== WHAT NEEDS TO BE DONE ==
Collect every line in the records below that contains the word "handwritten".

Start of SUPPLIED DATA

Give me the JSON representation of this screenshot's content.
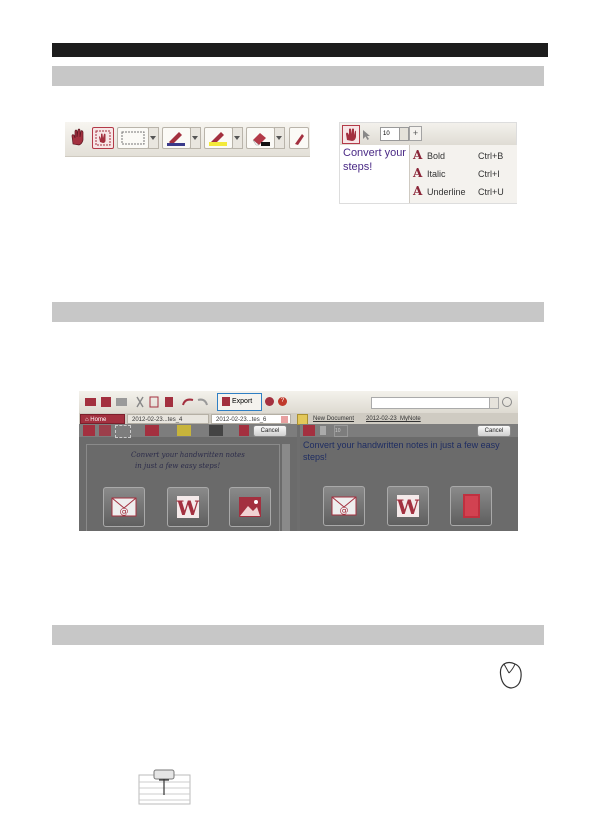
{
  "header_bar": "",
  "menu_popup": {
    "font_size": "10",
    "preview_text": "Convert your h",
    "preview_text_line2": "steps!",
    "items": [
      {
        "label": "Bold",
        "shortcut": "Ctrl+B"
      },
      {
        "label": "Italic",
        "shortcut": "Ctrl+I"
      },
      {
        "label": "Underline",
        "shortcut": "Ctrl+U"
      }
    ]
  },
  "app": {
    "export_label": "Export",
    "tabs": {
      "home": "Home",
      "tab1": "2012-02-23...tes_4",
      "tab2": "2012-02-23...tes_6",
      "new_doc": "New Document",
      "doc2": "2012-02-23_MyNote"
    },
    "cancel_left": "Cancel",
    "cancel_right": "Cancel",
    "font_size": "10",
    "handwriting_line1": "Convert your handwritten notes",
    "handwriting_line2": "in just a few easy steps!",
    "converted_text_line1": "Convert your handwritten notes in just a few easy",
    "converted_text_line2": "steps!"
  },
  "colors": {
    "accent": "#8a2437",
    "section_bar": "#c7c7c7",
    "header": "#1c1c1c"
  }
}
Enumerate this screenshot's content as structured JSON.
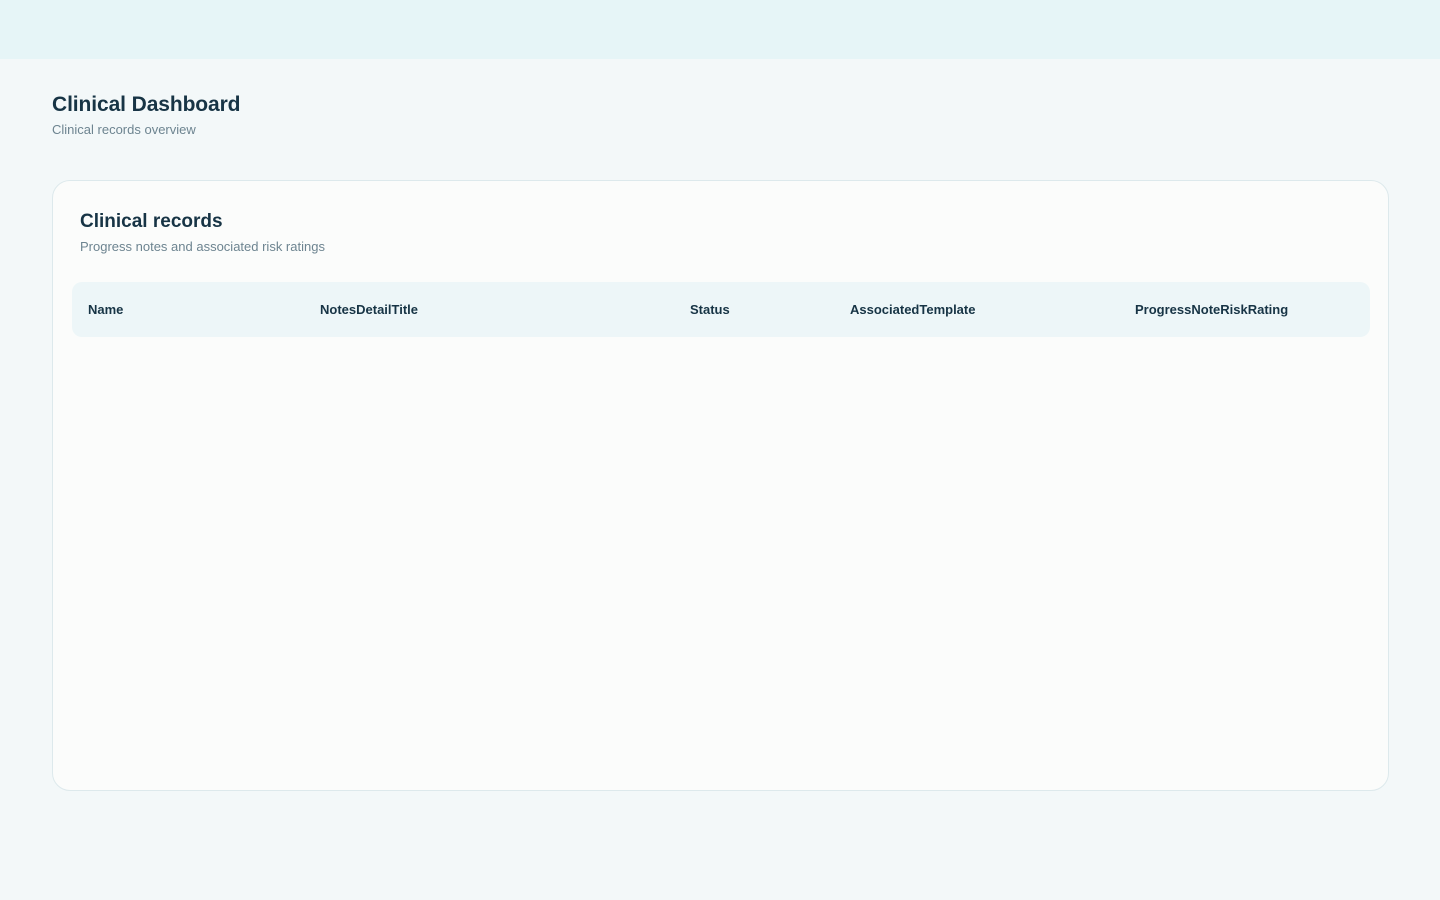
{
  "page": {
    "title": "Clinical Dashboard",
    "subtitle": "Clinical records overview"
  },
  "card": {
    "title": "Clinical records",
    "subtitle": "Progress notes and associated risk ratings"
  },
  "table": {
    "columns": [
      "Name",
      "NotesDetailTitle",
      "Status",
      "AssociatedTemplate",
      "ProgressNoteRiskRating"
    ],
    "rows": []
  },
  "colors": {
    "topbar": "#e6f5f7",
    "background": "#f3f8f9",
    "card": "#fbfcfb",
    "header_row": "#edf6f8",
    "text_primary": "#173445",
    "text_muted": "#6d8490"
  }
}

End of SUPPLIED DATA

== WRITTEN RESPONSE ==
    "handwriting_line1": "Convert your handwritten notes",
    "converted_text_line1": "Convert your handwritten notes in just a few easy",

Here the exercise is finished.